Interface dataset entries
□ □ □ □

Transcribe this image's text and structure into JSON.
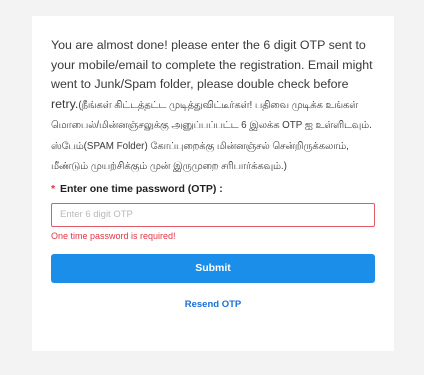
{
  "message": {
    "english": "You are almost done! please enter the 6 digit OTP sent to your mobile/email to complete the registration. Email might went to Junk/Spam folder, please double check before retry.",
    "tamil": "(நீங்கள் கிட்டத்தட்ட முடித்துவிட்டீர்கள்! பதிவை முடிக்க உங்கள் மொபைல்/மின்னஞ்சலுக்கு அனுப்பப்பட்ட 6 இலக்க OTP ஐ உள்ளிடவும். ஸ்பேம்(SPAM Folder) கோப்புறைக்கு மின்னஞ்சல் சென்றிருக்கலாம், மீண்டும் முயற்சிக்கும் முன் இருமுறை சரிபார்க்கவும்.)"
  },
  "otp": {
    "required_marker": "*",
    "label": "Enter one time password (OTP) :",
    "value": "",
    "placeholder": "Enter 6 digit OTP",
    "error": "One time password is required!"
  },
  "actions": {
    "submit_label": "Submit",
    "resend_label": "Resend OTP"
  },
  "colors": {
    "accent": "#1b8eea",
    "error": "#e03545",
    "link": "#1b6fd6"
  }
}
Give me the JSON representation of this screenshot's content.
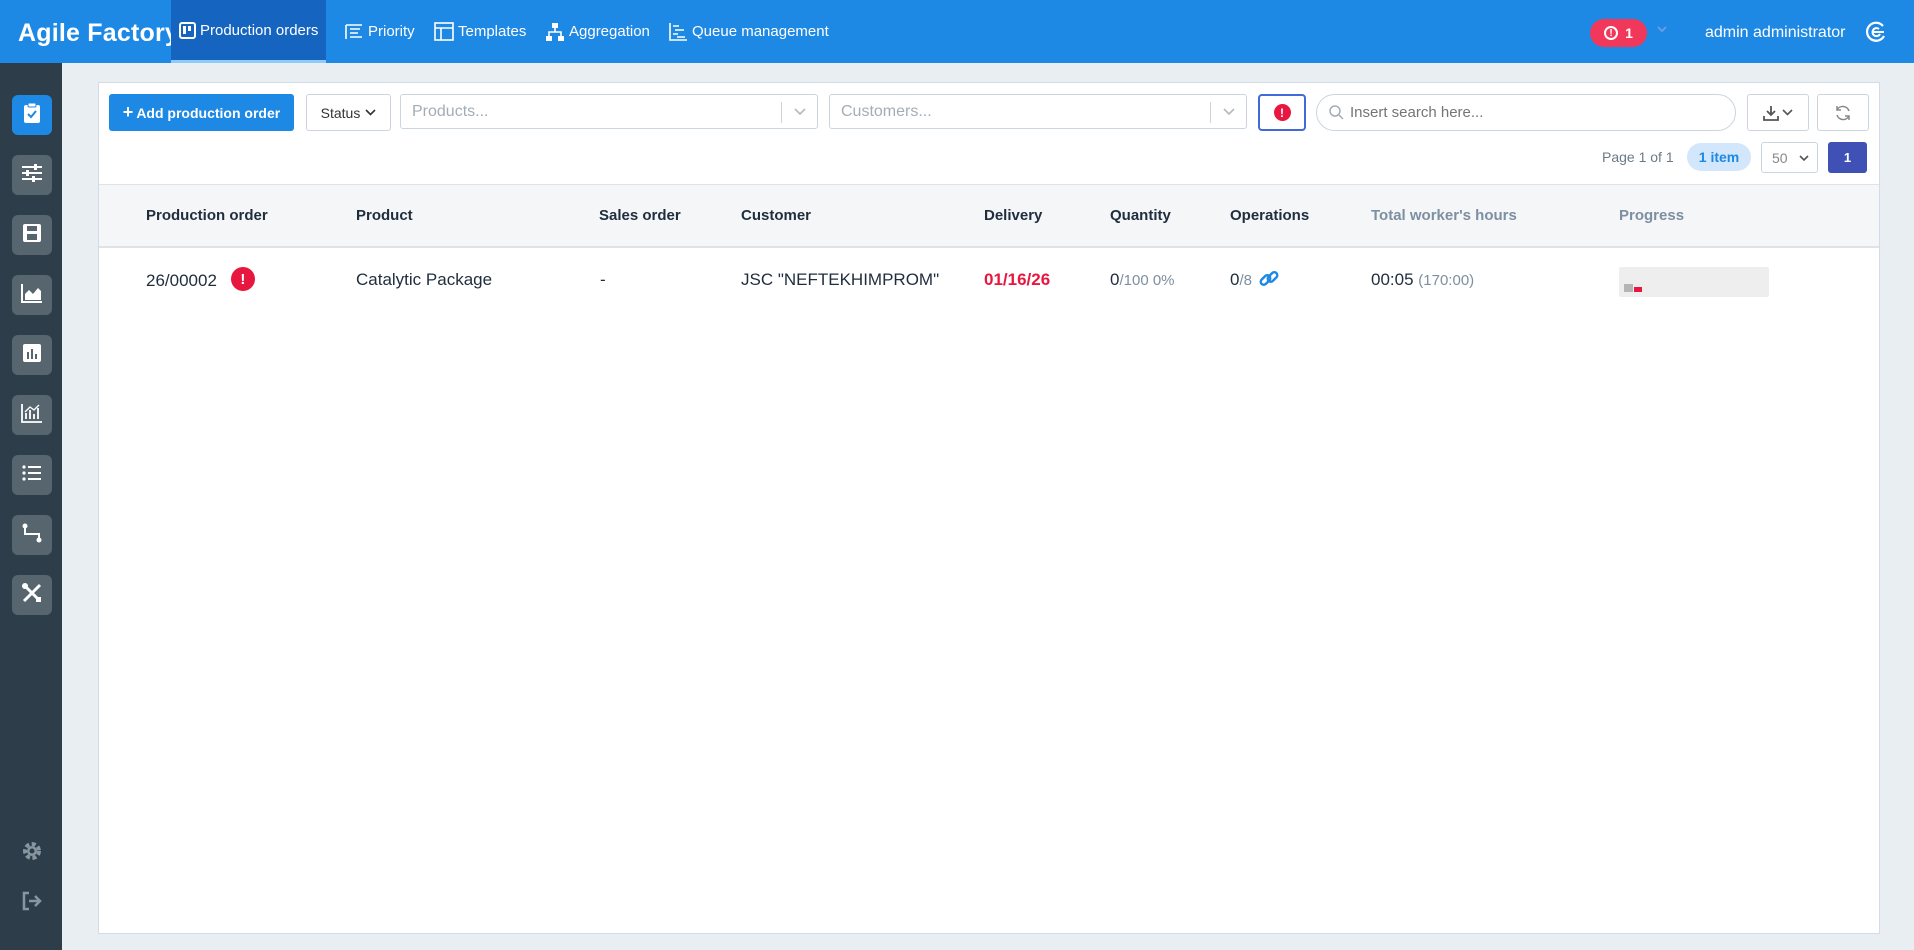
{
  "app": {
    "title": "Agile Factory"
  },
  "nav": {
    "tabs": [
      {
        "label": "Production orders",
        "icon": "board-icon"
      },
      {
        "label": "Priority",
        "icon": "priority-icon"
      },
      {
        "label": "Templates",
        "icon": "template-icon"
      },
      {
        "label": "Aggregation",
        "icon": "hierarchy-icon"
      },
      {
        "label": "Queue management",
        "icon": "queue-icon"
      }
    ]
  },
  "header": {
    "alert_count": "1",
    "user_name": "admin administrator"
  },
  "sidebar": {
    "items": [
      {
        "icon": "clipboard-check-icon",
        "active": true
      },
      {
        "icon": "sliders-icon"
      },
      {
        "icon": "save-icon"
      },
      {
        "icon": "area-chart-icon"
      },
      {
        "icon": "bar-chart-icon"
      },
      {
        "icon": "line-bar-chart-icon"
      },
      {
        "icon": "list-icon"
      },
      {
        "icon": "route-icon"
      },
      {
        "icon": "tools-icon"
      }
    ],
    "bottom": [
      {
        "icon": "gear-icon"
      },
      {
        "icon": "logout-icon"
      }
    ]
  },
  "toolbar": {
    "add_label": "Add production order",
    "status_label": "Status",
    "products_placeholder": "Products...",
    "customers_placeholder": "Customers...",
    "search_placeholder": "Insert search here..."
  },
  "pagination": {
    "page_info": "Page 1 of 1",
    "items_badge": "1 item",
    "per_page": "50",
    "current_page": "1"
  },
  "table": {
    "columns": [
      "Production order",
      "Product",
      "Sales order",
      "Customer",
      "Delivery",
      "Quantity",
      "Operations",
      "Total worker's hours",
      "Progress"
    ],
    "rows": [
      {
        "order": "26/00002",
        "product": "Catalytic Package",
        "sales_order": "-",
        "customer": "JSC \"NEFTEKHIMPROM\"",
        "delivery": "01/16/26",
        "qty_done": "0",
        "qty_total": "/100 0%",
        "ops_done": "0",
        "ops_total": "/8",
        "hours": "00:05",
        "hours_planned": "(170:00)"
      }
    ]
  },
  "colors": {
    "primary": "#1e88e5",
    "danger": "#e8173f",
    "sidebar": "#2d3e4a"
  }
}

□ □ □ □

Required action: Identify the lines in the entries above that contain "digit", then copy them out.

Output of the task:
    "english": "You are almost done! please enter the 6 digit OTP sent to your mobile/email to complete the registration. Email might went to Junk/Spam folder, please double check before retry.",
    "placeholder": "Enter 6 digit OTP",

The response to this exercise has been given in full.